● **Problem to solve**: The answer must be every line from the listing that holds the string "likes".

Content starts

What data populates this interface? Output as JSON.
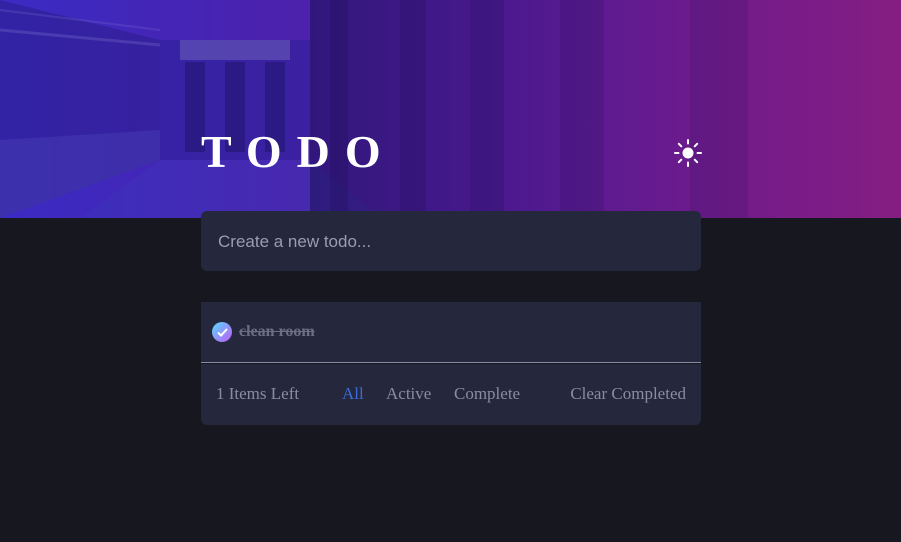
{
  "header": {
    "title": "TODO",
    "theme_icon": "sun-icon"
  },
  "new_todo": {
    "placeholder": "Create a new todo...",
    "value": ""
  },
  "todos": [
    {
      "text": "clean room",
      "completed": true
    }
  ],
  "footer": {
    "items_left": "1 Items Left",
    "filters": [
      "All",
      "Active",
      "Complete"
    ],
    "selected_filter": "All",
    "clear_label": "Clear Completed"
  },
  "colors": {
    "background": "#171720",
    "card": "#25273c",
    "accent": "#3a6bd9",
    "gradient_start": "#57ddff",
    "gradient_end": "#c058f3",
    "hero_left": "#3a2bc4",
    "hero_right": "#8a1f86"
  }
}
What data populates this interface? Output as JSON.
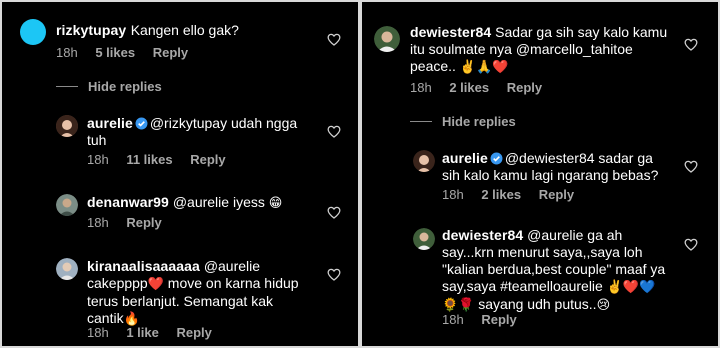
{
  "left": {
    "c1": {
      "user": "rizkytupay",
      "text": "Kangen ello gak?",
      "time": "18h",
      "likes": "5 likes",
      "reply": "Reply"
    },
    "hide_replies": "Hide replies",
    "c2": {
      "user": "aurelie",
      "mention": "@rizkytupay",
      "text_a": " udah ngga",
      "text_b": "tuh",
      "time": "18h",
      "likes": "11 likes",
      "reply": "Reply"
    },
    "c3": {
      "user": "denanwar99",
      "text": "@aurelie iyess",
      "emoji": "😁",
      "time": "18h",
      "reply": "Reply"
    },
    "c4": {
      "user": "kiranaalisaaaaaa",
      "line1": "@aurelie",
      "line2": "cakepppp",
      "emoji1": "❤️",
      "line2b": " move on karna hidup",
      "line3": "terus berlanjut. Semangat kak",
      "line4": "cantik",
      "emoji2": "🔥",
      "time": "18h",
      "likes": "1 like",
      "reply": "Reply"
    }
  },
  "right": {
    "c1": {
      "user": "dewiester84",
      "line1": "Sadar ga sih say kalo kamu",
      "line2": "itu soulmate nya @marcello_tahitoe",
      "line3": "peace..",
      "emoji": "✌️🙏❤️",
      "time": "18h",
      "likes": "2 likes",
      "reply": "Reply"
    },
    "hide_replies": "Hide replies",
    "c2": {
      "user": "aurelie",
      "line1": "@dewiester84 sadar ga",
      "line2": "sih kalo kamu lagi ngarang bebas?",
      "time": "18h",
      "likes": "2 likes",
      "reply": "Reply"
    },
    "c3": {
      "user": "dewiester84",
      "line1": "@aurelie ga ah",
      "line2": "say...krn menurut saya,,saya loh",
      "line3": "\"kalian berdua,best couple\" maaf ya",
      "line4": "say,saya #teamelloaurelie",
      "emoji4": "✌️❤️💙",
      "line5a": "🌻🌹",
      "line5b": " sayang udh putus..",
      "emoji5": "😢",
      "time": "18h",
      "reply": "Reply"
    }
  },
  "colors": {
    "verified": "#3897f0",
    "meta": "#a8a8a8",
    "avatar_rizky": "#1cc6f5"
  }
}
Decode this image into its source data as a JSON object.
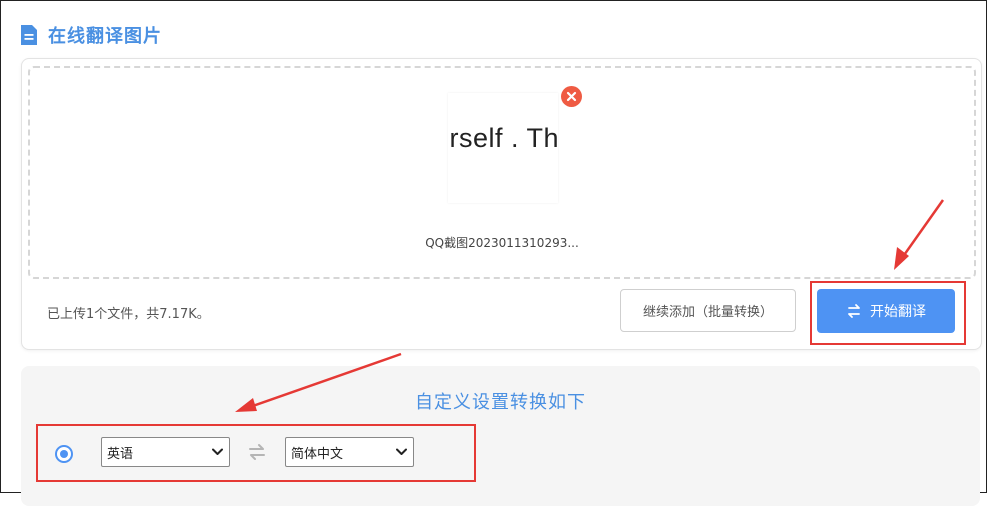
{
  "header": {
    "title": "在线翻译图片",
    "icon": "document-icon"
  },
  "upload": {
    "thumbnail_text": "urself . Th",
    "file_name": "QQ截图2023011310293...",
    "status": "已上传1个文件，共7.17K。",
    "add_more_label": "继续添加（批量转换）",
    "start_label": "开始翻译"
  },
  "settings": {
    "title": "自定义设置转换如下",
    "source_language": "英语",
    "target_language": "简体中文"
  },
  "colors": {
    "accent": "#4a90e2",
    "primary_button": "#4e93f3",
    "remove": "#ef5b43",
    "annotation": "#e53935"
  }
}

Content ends

● **Result**:
      "likes": "5 likes",
      "likes": "11 likes",
      "likes": "1 like",
      "likes": "2 likes",
      "likes": "2 likes",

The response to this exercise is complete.